Tag Archives: hospitality

Teach Community

This post originally appeared on Everyday Exiles.  

Recently, I’ve realized that a theme has been cropping up to much of my reading, my podcast-listening, and my conversations. I must be in a certain sort of place in my life where God has started to push me in a specific direction, but I may have been too daft to notice it.

My husband and I made a decision when we started thinking about having kids (I know, this is related, I promise). We decided that we wouldn’t stop our social life just because I was pregnant, or simply because we had added a member to our family. For us, that meant  going out to events or dinner or drinks with friends. But what it really meant for us was continuing to have people over to our house. We’ve always had friends over for dinner several times a week, inviting new friends, bringing together old friends, and hosting our families in our home. It helps that my husband is a great cook (can I get an “amen”?!), but we have always loved the fact that our home is a place where people can gather, and we didn’t want that to stop when we suddenly had another (tiny) person that needed to be planned around.

Which brings me to the point of connecting these two thoughts. We’ve always had the desire to have lots of people and lots of good conversation in our home. And recently I’ve listened to two podcasts (unrelated, and not necessarily on this topic) that touched on gathering people into your home, inviting them to be a part of your life and it’s a running theme in two of the books I’ve been reading. Gathering and community-building has also been a theme in the church plant that I’m a part of, and a new job I just took at a local non-profit.

See? I told you I was probably daft to not get it until now.

I’m noticing that even more than usual, I am called to build community. Relationships. Connections. Yes, it looks different in each area of my life, but the goal is the same. Make meaningful connections. Help build relationships. Create a space for community to happen. On top of those things, I have a desire for people to feel welcome and wanted. I want them to feel like they are a part of something bigger.

Because at the end of the day, we are. We are a part of something bigger. We are an integral part, each of us, of the tapestry that God is weaving throughout humanity. We are lost souls, left to wander, if we don’t know about His loving pursuit of us. He has a great destiny for our lives, and all we have to do is come into His family and follow Jesus.

Jesus was the ultimate community builder. He gathered people from far and wide and welcomed them. Even people who had no business being near him, right? People who were usually shunned were welcomed at his table, into his life and his ministry. And as a mother, what more important thing could I let my children witness as they grow up? I want them to know intrinsically how important community is, to see it firsthand. My hope is that they will see the theme of community woven throughout their lives as well, and will, in turn, welcome people to their homes and pour into their own communities. It’s a part of what we’re called to do.

The Most Unlikely Guest

This post also appeared on My Big Jesus

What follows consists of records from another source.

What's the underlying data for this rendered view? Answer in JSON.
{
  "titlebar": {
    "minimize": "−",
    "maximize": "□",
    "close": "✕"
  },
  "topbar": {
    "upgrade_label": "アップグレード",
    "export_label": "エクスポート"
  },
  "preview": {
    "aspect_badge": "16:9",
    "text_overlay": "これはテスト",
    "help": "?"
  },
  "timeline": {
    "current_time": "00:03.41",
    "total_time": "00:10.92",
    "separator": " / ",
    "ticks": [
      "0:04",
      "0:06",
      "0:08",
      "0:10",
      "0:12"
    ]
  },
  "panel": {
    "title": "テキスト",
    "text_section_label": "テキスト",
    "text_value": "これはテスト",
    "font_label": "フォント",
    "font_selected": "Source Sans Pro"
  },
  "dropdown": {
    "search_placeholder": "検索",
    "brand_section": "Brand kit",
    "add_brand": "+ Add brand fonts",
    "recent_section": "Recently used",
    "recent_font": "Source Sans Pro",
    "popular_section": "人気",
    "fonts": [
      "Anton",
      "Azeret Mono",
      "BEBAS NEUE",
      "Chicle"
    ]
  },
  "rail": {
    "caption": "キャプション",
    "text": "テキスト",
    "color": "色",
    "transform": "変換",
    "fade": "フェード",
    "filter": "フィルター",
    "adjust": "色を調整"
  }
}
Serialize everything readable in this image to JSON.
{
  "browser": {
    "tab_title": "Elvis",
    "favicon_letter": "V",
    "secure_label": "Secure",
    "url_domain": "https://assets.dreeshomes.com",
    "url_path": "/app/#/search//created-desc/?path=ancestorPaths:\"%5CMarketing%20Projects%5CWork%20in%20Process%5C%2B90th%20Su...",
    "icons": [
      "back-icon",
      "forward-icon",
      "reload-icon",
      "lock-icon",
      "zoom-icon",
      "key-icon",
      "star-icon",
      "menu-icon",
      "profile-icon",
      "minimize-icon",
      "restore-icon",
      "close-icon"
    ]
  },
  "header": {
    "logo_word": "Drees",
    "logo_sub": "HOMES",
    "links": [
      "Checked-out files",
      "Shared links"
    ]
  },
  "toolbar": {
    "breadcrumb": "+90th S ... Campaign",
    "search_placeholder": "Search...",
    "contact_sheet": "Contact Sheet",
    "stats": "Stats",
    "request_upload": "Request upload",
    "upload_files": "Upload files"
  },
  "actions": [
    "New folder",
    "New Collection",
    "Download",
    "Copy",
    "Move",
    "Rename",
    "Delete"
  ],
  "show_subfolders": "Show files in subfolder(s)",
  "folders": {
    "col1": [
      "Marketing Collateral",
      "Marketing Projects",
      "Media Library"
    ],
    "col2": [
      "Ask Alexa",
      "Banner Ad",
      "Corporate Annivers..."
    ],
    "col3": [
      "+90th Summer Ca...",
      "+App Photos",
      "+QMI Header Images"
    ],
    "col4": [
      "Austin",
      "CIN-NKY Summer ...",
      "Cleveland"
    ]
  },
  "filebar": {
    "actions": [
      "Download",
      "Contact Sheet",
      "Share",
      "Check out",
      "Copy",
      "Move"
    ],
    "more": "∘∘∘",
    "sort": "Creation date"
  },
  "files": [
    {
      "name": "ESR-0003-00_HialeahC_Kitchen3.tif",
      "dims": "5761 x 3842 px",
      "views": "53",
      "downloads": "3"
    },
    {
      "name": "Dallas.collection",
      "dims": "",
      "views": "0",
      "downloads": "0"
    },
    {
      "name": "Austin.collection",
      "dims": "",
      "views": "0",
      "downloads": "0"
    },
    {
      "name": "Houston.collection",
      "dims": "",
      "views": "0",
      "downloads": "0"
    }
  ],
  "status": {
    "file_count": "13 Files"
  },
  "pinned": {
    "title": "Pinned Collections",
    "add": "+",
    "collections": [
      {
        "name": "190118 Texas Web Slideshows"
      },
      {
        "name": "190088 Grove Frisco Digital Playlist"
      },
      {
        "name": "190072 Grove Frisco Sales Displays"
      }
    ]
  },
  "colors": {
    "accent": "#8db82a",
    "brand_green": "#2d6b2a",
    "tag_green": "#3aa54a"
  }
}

Our house sometimes feels like grand central station.

We constantly come and go, and have friends, family members, babysitters, and sometimes others coming and going as well. We have what might be called an open door policy: people are welcome at most hours of most days. We host people several times a week, at different times of day, in various states of “clean” or “put together”.

But what we’ve realized is that people don’t care about dirty floors or a sink full of dishes. Well, most of them, thank goodness. They don’t care that I’ve typically got at least one kid clad only in underwear. They don’t mind that we’re just getting home, or preparing to leave, or that it’s bedtime and we need to be absent for twenty or thirty minutes. What they do care about is that they can come, just as crazy, flustered and broken as we are, and be welcomed. They can walk in, throw off their burdens and their self-consciousness and just be with us. We try to hold off on judgements and even advice-giving, and just show love, acceptance, and grace.

There are two reasons we do this. First, it’s what I would want someone to do for me. For example, when I show up to church on Sunday and Thursday mornings, I have two or three kids in tow, as well as all my belongings I’ll need for a morning of worship and work. I’m packing breakfast and activities for the kiddos, backpacks, jackets, my iPad and purse, waters for all, coffee for survival and whatever junk I’ve already acquired onto myself for the morning. If I came into an environment of shame, I’d crumble immediately. There would be no way to survive the next few hours without a group of people who love me, and know my situation as well as my heart. I need their grace and acceptance as I attempt to lead them – while wrangling my children and their breakfast.

The second reason is that Christ calls us into a spirit of hospitality, acceptance, love, and grace. He calls us to open our hearts, minds, homes and lives to ministry of all types. Working in a church or on a predetermined mission field is not the only way to minister to the masses. Sometimes, living life alongside someone, not hiding your blemishes and flaws, and genuinely loving someone is a bigger testament to what I believe and whom I represent than if I were to force Scriptures or sermons on a stranger, trying to convince them I knew what I was talking about. (Nothing against evangelism with strangers – just presenting another kind of evangelism opportunity.)

Hospitality can feel, at times, like too much work. But just presenting an opportunity for relationship to happen, together with people who either need or want to be a part of the message that’s told by your life can make a huge impact on even the most unlikely guest.